* THE PROBLEM
For the material that follows, list every line containing the word "DRIP".

INFORMATION below:

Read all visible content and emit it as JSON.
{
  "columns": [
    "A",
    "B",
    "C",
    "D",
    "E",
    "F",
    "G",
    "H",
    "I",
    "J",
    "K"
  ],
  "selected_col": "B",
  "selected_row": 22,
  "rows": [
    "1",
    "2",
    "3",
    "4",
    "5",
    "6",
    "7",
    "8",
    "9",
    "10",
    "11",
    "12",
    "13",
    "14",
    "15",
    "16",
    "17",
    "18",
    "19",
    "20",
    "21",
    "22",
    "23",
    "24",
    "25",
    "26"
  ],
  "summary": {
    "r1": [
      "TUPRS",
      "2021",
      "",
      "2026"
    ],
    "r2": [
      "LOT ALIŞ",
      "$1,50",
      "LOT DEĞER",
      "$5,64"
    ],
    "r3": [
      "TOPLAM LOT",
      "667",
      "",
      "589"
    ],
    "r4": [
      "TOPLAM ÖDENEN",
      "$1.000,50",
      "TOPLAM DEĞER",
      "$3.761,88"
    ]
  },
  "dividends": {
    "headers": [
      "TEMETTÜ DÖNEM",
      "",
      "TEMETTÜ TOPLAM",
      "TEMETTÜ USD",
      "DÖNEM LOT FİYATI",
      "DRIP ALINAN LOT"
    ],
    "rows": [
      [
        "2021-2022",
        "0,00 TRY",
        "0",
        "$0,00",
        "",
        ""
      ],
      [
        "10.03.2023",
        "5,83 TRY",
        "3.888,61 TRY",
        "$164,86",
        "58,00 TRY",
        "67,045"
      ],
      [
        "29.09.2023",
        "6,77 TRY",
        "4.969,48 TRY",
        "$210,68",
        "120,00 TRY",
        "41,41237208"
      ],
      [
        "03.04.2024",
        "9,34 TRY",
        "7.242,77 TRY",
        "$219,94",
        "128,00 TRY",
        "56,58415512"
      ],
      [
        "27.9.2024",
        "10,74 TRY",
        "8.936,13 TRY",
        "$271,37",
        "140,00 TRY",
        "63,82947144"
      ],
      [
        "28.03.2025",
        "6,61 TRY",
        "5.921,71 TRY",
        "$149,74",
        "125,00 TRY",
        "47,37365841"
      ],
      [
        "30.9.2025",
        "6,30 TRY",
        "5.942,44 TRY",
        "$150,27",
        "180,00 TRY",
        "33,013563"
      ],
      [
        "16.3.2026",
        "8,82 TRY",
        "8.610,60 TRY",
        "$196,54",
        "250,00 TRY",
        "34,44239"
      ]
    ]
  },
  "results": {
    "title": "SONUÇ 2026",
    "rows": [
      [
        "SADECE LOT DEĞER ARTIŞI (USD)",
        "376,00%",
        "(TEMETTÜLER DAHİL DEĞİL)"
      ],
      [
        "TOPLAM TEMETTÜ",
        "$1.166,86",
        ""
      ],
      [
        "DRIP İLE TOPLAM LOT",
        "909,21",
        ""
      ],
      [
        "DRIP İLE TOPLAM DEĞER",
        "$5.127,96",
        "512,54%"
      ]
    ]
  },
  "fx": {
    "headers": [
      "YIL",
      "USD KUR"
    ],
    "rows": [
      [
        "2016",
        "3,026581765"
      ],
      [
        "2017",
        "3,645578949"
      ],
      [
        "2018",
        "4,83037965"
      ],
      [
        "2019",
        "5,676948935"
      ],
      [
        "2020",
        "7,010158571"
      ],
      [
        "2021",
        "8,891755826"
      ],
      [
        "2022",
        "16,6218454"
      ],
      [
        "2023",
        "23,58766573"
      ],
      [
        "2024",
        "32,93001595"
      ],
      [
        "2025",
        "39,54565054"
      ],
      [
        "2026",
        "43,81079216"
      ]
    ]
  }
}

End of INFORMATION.

* SOLUTION FOR THIS PROBLEM
      "DRIP ALINAN LOT"
        "DRIP İLE TOPLAM LOT",
        "DRIP İLE TOPLAM DEĞER",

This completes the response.